Simpler Tax Simplification
A tax law so simple everyone understands it, and that will keep as much money as possible out of government's hands, is the best formula for a growing economy.
As you read this, President Trump's tax plan is being debated. Congress will change it. Where this ends, no one knows.
I want two things:
2. More money in private hands.
Trump offers some of both.
His cuts would leave more money in private hands, where it will be used more efficiently. Politicians' spending decisions already put us $20 trillion in debt; they shouldn't be trusted with more money.
Cutting the corporate tax rate isn't popular (rich people!), but a cut is needed. Economic growth is really important. It's stifled when America's taxes are higher than other nations'.
Trump also offers some simplification. Good. The more complex the rules, the more time we waste hiring accountants and the more time lawyers spend fighting over who qualifies for what. Trump would double the personal exemption (fewer people will itemize) and kill the "death tax," deductions for local taxes and the alternative minimum tax.
It's a start. But that's not nearly good enough. Heck, the "simplification" bill itself is 400 pages long.
Americans spend about 7 billion hours trying to comply with today's tax rules. That's the equivalent of 3.7 million people working 40-hour weeks. What a waste.
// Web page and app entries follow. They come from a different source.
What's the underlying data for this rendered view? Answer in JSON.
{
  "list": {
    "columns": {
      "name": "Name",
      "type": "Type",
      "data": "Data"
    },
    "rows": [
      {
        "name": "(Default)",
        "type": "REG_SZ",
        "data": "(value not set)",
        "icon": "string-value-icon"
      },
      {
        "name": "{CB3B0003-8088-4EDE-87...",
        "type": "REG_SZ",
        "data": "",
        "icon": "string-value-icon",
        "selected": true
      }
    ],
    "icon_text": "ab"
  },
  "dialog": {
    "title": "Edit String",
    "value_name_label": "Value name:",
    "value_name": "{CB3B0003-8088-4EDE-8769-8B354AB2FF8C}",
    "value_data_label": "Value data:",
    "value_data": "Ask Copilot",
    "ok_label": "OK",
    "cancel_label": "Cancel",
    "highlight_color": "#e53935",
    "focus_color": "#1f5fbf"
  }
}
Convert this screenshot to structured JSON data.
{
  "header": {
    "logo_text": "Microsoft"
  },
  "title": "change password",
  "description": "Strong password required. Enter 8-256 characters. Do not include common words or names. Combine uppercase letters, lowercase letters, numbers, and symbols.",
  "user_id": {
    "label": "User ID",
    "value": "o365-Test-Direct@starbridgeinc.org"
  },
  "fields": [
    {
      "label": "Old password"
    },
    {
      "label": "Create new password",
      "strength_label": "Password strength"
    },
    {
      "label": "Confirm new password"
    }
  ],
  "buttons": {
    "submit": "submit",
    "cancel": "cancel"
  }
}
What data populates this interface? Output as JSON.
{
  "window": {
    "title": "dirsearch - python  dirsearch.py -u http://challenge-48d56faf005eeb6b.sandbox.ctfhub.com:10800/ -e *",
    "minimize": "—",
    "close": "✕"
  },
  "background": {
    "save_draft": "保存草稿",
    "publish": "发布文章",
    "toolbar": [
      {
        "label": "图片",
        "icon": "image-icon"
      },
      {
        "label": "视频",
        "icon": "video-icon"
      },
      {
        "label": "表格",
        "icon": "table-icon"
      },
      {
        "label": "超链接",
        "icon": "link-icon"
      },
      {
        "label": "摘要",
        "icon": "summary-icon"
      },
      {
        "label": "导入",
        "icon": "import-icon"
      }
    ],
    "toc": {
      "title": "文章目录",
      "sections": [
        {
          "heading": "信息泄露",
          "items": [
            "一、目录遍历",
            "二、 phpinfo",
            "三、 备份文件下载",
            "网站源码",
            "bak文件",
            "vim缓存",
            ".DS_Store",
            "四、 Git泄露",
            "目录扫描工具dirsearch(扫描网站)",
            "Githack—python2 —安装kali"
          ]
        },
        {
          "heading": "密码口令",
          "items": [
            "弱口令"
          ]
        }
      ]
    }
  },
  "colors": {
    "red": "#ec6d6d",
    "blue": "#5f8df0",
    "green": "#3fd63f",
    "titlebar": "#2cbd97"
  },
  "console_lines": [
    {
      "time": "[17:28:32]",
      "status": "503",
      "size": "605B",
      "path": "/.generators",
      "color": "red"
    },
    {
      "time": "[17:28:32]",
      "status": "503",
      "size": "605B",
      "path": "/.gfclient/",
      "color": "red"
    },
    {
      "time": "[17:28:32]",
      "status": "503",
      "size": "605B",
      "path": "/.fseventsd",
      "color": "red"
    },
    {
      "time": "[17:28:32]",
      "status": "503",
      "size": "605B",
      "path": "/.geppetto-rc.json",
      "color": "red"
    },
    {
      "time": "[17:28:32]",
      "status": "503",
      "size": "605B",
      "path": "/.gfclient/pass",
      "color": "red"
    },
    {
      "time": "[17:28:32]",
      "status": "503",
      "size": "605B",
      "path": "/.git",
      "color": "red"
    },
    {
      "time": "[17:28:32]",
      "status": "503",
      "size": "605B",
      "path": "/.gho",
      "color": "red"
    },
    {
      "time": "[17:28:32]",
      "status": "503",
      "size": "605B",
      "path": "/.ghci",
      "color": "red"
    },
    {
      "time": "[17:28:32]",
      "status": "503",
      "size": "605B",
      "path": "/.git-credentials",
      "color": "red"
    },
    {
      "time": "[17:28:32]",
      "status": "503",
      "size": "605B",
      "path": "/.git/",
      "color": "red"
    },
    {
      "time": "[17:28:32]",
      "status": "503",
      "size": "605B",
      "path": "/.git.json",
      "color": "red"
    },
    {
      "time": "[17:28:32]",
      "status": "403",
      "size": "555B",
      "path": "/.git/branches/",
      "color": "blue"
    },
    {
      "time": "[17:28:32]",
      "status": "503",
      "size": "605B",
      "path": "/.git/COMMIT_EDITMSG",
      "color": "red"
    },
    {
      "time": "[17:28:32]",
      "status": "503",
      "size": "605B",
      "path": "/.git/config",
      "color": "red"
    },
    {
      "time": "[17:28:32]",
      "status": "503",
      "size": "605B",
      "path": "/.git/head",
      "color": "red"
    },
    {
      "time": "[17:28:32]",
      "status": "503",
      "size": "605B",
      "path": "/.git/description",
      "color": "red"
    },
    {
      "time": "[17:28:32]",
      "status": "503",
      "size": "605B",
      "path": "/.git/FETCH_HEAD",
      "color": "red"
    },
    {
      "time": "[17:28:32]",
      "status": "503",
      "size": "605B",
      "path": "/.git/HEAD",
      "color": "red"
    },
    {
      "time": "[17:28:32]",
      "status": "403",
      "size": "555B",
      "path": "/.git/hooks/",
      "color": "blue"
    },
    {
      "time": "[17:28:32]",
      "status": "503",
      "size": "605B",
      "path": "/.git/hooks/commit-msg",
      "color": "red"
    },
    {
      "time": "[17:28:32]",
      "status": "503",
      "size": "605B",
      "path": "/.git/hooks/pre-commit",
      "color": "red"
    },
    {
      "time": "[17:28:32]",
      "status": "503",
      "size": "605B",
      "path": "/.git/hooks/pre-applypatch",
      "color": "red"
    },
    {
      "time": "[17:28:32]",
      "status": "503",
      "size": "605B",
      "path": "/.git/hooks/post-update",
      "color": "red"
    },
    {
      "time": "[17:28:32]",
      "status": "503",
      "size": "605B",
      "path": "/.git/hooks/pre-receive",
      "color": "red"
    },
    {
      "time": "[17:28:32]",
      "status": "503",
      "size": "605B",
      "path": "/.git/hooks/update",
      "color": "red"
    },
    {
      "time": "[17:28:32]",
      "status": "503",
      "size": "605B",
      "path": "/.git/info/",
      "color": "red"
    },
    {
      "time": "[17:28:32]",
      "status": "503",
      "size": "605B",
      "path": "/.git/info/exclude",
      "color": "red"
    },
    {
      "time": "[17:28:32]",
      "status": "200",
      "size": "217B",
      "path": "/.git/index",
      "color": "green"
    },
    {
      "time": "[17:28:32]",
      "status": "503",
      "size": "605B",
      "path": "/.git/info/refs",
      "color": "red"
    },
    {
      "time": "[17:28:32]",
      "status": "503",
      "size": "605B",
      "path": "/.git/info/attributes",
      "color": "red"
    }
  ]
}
I spend hours filling out forms and forwarding paperwork to an accountant. I distort my spending and investments because of tax rules. What a waste.
America's first 1040 form was four pages long. Today's code is more than 3.7 million words. No one understands it.
Even the tax specialists get things wrong.
Yet parts of Trump's plan make taxes more complex: He increases the child tax credit and creates a new credit for nonchild dependents. It may be fair to help people who care for helpless adults, but each new deduction creates complexity and parasites who feed off it. As usual, some rich people will game that credit, and some poor people will never figure it out.
Far better to lower everyone's taxes to, say, 15 percent, by getting rid of all deductions.
Then we could focus on creating wealth instead of filling out forms.
But good luck with that, President Trump.
Today's tax deductions are the main reason we've got a huge culture of lobbyists.
One of the most unfair tax breaks is the mortgage interest deduction. It encourages rich people to buy more homes than we need. It exacerbates housing bubbles.
Trump merely proposed cutting the maximum deduction to half-a-million dollars. But even that has the swamp creatures screaming, "Unfair!"
Jerry Howard of the National Association of Home Builders says he will fight that "tooth and nail." He claims it "is a direct assault on the American dream of homeownership."
Bunk. Canada has no mortgage deduction, yet Canada's homeownership rate is higher than the United States'. The big mortgage deduction is welfare for the rich.
But people like Howard have clout. Homebuilders and mortgage bankers give politicians money.
Likewise, even some Republicans in high-tax states like New York and New Jersey now are whining about losing state tax deductibility. They fear voter backlash in their districts.
Once again, Congress ends up fighting over who gets the biggest cuts instead of the overall tax haul and size of government.
Ideally, tax cuts should be accompanied by even larger spending cuts to avoid expanding that $20 trillion debt. But that's not happening.
How about a variation on Trump's two-for-one regulation rule (cut two regulations for each new one you propose)? Cut two dollars from the budget for every dollar in tax reduction. That way we won't end up deeper in the hole.
The best way to avoid Washington's spending getting out of balance is to avoid giving them our money in the first place.
I'm rooting for a tax law so simple that everyone understands it, and one that will keep as much money as possible out of government's hands.
That's the best formula for a growing economy.
COPYRIGHT 2017 BY JFS PRODUCTIONS INC.